House Oversight Committee Moves Bill to Promote Evidence-Based Policymaking
The House committee on government oversight voted Thursday to move forward with a bill to promote better use of federal data, research, and evaluations in making policy, following on recommendations from the bipartisan Commission for Evidence-Based Policymaking, a Congressional panel tasked with identifying ways to improve federal data collection and use.
The last attempt to push a bipartisan bill on research and data in education policy—the Education Sciences Reform Act—stalled out over and over in the last several years, but the broader "Foundations for Evidence-Based Policymaking Act of 2017" has some heavy hitters behind it that make it likelier to move. The House version was introduced by Speaker Paul Ryan, R-Wis., and co-sponsored by House Oversight Committee Chairman Trey Gowdy, R-S.C., Rep. Derek Kilmer, D-Wash., and Rep. Blake Farenthold, R-Texas. Its sister bill in the upper chamber was introduced by Sen. Patty Murray, D.-Wash. and co-sponsored by Sen. Brian Schatz, D-Hawaii.
The bill would require each federal agency to create a "chief data officer" tasked with developing an inventory and catalogue of all the data it collects, and a "chief evaluation officer" intended to coordinate ways to use the agency's and other data to build evidence for better policies and programs.
By February of each year, each agency would also have to submit a plan of how it will build evidence for better policies in the coming year, which would then be approved and coordinated across agencies by the Office of Management and Budget. The plans would include:
- Specific policy questions for which the agency wants to build evidence;
- What data the agency plans to collect, use, or acquire;
- What research methods it plans to use to analyze the data; and
- What challenges it faces, such as regulatory restrictions, to getting, sharing, or using the data.
Of particular interest to education researchers and advocates, the bill also strongly encourages federal data to be made available, while protecting individual privacy. Besides ensuring that all public data is in a machine-readable format, it would also require agencies to give the public more opportunities to request certain data to be prioritized for release (Civil Rights Data Collection, anyone?) and to hold data "challenges, competitions, ... and other events" to encourage members of the public to use federal data in new and interesting ways.
"We believe the Ryan-Murray legislation would help make our government more effective and efficient by building evidence about the practices, policies, and programs that will achieve the most effective and efficient results," said Michele Jolin, co-founder of the research advocacy group Results for America, in a statement.
It will be interesting to see whether the evidence-based policy bill develops real traction in Congress, particularly as education watchers also await Congressional action to reauthorize the long-overdue Family Educational Rights and Privacy Act, which helps safeguard students' privacy with regard to data collection. The full House oversight committee approved the bill by voice; you can watch the discussion of the bill at the start of the committee meeting:

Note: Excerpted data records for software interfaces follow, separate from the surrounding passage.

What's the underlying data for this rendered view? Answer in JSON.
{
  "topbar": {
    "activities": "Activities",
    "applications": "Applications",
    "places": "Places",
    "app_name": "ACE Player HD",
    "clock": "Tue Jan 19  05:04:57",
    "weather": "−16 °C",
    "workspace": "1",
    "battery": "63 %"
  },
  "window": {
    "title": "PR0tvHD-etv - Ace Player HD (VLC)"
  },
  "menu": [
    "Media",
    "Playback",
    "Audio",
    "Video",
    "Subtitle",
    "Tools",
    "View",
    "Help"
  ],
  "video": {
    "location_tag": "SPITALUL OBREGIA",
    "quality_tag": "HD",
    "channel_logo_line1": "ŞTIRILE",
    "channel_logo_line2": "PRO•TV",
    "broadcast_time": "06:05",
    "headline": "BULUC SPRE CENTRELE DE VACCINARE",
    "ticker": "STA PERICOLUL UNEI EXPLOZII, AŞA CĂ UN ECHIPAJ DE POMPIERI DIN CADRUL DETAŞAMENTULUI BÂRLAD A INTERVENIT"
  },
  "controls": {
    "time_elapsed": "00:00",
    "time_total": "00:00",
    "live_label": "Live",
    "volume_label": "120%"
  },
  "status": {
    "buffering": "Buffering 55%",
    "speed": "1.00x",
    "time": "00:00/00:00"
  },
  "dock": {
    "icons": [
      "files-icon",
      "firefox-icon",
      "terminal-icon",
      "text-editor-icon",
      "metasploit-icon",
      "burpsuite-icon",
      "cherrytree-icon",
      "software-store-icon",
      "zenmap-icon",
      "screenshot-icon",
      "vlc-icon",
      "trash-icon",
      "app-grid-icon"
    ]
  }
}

- What Will the New Federal Evidence-Based Policymaking Commission Do?
- Commission Issues Final Report on Nation's Data Collection
Want more research news? Get the latest studies and join the conversation. Follow @SarahDSparks